You can register to find out more about the Life Award. The deadline for entries is the 31st July.
Access Training's bespoke plumbing courses are BPEC accredited, a sure sign of the quality of learning we offer students. If you are interested in gaining the necessery qualifications to become a plumber, our experienced teaching staff are ready and waiting to help you. To find out more give us a call on 0800 345 7492.
In 2013, the Government made important changes to Part P of the Building Regulations. These are the regulations that ensure that all fixed electrical installations in domestic dwellings are suitably designed, installed, inspected and tested to provide reasonable protection against becoming a source or fire or a cause of injury to persons.
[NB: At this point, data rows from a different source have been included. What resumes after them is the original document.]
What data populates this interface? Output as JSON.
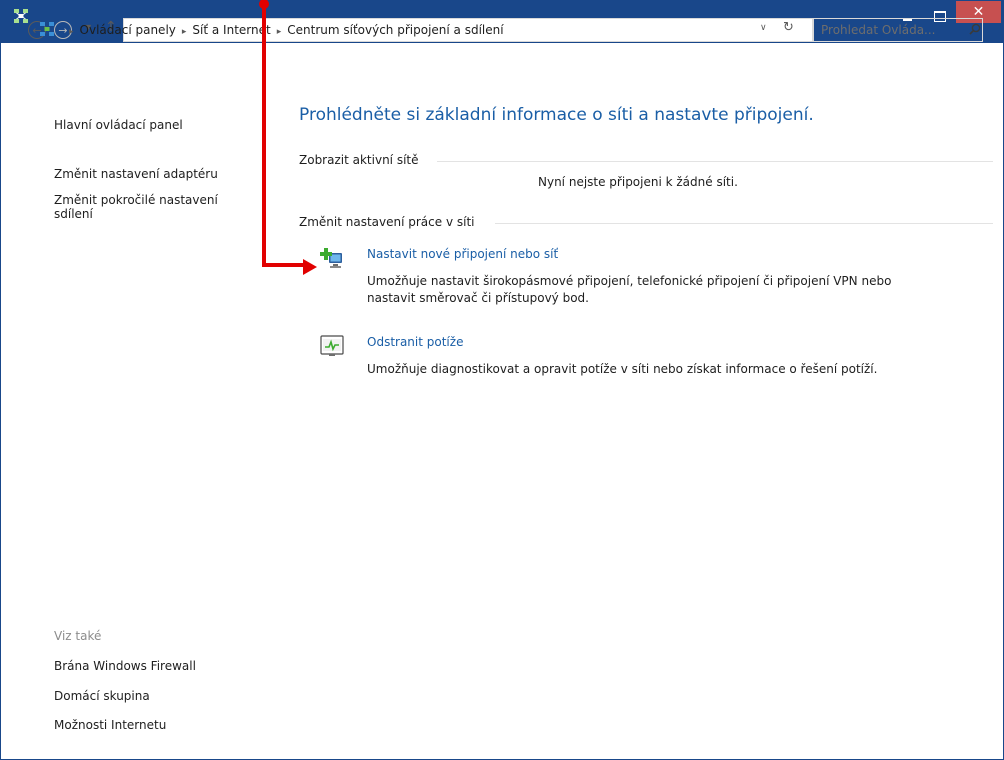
{
  "window": {
    "title": "Centrum síťových připojení a sdílení",
    "close_glyph": "✕"
  },
  "nav": {
    "back_glyph": "←",
    "forward_glyph": "→",
    "recent_glyph": "▼",
    "up_glyph": "↑",
    "crumb_sep": "▸",
    "breadcrumbs": [
      "Ovládací panely",
      "Síť a Internet",
      "Centrum síťových připojení a sdílení"
    ],
    "dropdown_glyph": "∨",
    "refresh_glyph": "↻",
    "search_placeholder": "Prohledat Ovláda..."
  },
  "sidebar": {
    "home": "Hlavní ovládací panel",
    "adapter_settings": "Změnit nastavení adaptéru",
    "advanced_sharing_line1": "Změnit pokročilé nastavení",
    "advanced_sharing_line2": "sdílení",
    "see_also": "Viz také",
    "links": [
      "Brána Windows Firewall",
      "Domácí skupina",
      "Možnosti Internetu"
    ]
  },
  "main": {
    "heading": "Prohlédněte si základní informace o síti a nastavte připojení.",
    "active_networks_label": "Zobrazit aktivní sítě",
    "no_network": "Nyní nejste připojeni k žádné síti.",
    "change_settings_label": "Změnit nastavení práce v síti",
    "tasks": [
      {
        "title": "Nastavit nové připojení nebo síť",
        "desc_line1": "Umožňuje nastavit širokopásmové připojení, telefonické připojení či připojení VPN nebo",
        "desc_line2": "nastavit směrovač či přístupový bod."
      },
      {
        "title": "Odstranit potíže",
        "desc_line1": "Umožňuje diagnostikovat a opravit potíže v síti nebo získat informace o řešení potíží."
      }
    ]
  },
  "colors": {
    "titlebar": "#19478a",
    "link": "#1a5ea6",
    "annotation": "#e10000",
    "close_button": "#c75050"
  },
  "icons": {
    "app": "network-center-icon",
    "new_connection": "new-connection-icon",
    "troubleshoot": "troubleshoot-icon",
    "search": "search-icon"
  }
}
These changes to the Part P of the Building Regulations consisted of two principel modifications, the first of which reduces the range of electrical installation work that needs to be notified. Previously, electrical work undertaken in kitchens (such as adding a new socket) or gardens (installing security lights) were among the work you'd need to be Part P qualified to perform without having to notify an inspector. However now these tasks will no longer be notifiable unless a new circuit is required.
There are three main areas where electrical work will still be notifiable due to Part P of the Building Regulations, and these are:
- Any work involving the installation of a new circuit
- The replacement of any consumer unit
- Any addition or alteration to existing circuits in a special location
In this instance, "special location" can mean two things, the first of which is any room containing a swimming pool or sauna heater. Secondly, it is any room containing a bath or shower, where the space surrounding a bath tap or shower head extends vertically from the finished floor level to a height of 2.25m, or 2.25m from where the shower head is attached. This can also apply horizontally, where the bathtub or shower tray has a distance of 0.6m. Alternatively, where there is no bath tub or shower tray from the centre point of the shower head where it is attached to the wall or ceiling to a distance of 1.2m.
The second part of these changes to the Part P of the building regulations relates to the use of a registered third party to certify notifiable work. Previously, any electrician undertaking work that fell under Part P not registered with a competent persons' scheme was required to notify their local authority's building control. They would then send out an independent inspector who would determine if the work was acceptable.
However, these changes mean that electricians not registered with a competent persons' scheme have to get their work signed off by a registered third party
. For more information, visit the official Government Part P document
Are you looking to become Part P qualified? Not only will this enable you to register with a competent persons' scheme and allow you to self-certify your own work (saving you hundreds of pounds), but could also potentially provide you with a whole new area of work when the third party approval system is finalised. Here at Access Training we offer a wide range of electricial courses, including specific Part P Training. If you would like to find out more, give us a call on 0800 345 7492.